Extracted entries:
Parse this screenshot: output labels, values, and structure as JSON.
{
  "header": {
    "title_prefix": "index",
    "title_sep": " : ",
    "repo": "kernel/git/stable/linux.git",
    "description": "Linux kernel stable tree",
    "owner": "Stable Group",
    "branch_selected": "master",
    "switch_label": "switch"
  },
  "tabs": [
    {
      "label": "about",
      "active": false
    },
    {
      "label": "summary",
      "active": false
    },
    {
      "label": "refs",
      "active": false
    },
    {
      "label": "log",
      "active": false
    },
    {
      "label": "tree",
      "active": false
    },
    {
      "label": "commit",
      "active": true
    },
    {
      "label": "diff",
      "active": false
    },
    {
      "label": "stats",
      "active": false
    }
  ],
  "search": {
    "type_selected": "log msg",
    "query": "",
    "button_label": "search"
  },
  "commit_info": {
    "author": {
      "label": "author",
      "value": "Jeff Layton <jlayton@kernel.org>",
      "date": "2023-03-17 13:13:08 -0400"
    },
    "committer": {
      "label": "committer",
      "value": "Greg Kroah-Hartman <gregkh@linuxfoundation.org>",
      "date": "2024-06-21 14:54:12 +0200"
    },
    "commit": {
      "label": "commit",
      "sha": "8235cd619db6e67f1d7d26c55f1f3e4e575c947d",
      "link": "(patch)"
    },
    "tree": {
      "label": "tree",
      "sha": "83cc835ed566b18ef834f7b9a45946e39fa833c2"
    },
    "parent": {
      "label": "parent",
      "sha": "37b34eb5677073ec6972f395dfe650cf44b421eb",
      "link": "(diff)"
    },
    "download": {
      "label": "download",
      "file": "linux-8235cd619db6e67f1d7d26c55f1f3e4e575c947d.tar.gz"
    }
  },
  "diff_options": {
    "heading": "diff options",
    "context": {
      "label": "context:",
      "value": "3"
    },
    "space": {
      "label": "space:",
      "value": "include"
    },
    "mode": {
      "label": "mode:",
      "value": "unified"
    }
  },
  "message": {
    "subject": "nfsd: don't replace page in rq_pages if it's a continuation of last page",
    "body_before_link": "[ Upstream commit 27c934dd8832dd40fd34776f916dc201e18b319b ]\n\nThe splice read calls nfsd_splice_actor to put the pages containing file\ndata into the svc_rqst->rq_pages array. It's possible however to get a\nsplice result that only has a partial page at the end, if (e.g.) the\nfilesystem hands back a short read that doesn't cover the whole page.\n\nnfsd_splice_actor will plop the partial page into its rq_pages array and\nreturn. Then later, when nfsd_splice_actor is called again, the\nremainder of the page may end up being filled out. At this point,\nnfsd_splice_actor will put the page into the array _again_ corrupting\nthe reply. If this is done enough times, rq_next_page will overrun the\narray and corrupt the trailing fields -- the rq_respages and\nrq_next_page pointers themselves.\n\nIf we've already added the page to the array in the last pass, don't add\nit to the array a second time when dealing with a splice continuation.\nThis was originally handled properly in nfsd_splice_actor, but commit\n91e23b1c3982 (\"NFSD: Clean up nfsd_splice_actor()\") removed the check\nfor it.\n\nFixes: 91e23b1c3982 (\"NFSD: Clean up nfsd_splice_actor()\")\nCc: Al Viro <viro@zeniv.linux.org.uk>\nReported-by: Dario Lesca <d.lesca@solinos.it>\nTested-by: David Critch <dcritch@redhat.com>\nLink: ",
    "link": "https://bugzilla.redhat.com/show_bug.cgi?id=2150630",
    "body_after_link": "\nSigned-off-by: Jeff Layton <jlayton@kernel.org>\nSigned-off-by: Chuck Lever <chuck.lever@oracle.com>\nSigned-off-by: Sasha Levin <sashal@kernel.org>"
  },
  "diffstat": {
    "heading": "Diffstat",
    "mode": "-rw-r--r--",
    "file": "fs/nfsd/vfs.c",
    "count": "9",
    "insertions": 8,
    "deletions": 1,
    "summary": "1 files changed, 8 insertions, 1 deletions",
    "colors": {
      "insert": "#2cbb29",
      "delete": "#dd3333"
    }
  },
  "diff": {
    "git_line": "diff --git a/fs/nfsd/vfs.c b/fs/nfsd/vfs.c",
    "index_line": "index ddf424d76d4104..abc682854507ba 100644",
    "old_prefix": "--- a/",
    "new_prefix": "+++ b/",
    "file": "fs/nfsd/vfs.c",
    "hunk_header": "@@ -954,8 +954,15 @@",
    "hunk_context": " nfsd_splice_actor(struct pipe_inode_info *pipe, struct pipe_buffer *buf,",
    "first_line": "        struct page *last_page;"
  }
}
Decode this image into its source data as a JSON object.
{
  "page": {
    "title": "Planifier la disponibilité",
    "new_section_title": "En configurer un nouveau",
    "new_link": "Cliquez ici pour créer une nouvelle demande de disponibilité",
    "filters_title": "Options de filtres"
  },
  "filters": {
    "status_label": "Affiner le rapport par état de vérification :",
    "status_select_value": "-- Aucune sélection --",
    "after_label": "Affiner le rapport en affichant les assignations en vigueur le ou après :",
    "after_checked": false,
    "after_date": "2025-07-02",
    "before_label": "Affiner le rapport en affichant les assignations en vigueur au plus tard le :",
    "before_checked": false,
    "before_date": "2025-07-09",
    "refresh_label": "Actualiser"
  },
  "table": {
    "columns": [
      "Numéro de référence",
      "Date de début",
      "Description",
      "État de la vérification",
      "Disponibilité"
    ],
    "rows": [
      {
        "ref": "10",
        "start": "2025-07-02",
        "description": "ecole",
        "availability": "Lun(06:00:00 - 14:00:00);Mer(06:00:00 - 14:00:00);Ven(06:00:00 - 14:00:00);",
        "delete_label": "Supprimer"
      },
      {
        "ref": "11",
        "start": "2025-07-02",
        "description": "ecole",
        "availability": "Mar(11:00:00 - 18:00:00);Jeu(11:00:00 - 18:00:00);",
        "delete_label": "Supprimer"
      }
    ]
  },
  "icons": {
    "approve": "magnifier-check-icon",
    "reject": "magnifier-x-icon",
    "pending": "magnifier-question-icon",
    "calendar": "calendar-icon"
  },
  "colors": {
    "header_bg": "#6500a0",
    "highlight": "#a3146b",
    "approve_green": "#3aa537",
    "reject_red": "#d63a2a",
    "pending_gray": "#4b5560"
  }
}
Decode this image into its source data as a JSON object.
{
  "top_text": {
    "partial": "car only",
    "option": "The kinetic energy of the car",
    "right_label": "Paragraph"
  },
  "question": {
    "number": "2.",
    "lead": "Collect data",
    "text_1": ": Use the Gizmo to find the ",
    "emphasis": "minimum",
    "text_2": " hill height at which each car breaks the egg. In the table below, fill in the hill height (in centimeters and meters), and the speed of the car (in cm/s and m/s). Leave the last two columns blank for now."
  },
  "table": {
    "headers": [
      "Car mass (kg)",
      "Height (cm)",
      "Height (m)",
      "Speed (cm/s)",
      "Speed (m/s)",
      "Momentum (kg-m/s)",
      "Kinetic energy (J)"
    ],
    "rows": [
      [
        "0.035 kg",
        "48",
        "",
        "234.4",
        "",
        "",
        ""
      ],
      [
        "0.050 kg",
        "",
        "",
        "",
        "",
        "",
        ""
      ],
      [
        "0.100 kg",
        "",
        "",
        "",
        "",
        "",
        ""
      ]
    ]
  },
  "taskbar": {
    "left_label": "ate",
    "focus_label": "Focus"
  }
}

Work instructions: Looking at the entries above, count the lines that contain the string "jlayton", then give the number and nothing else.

Solution to this task: 2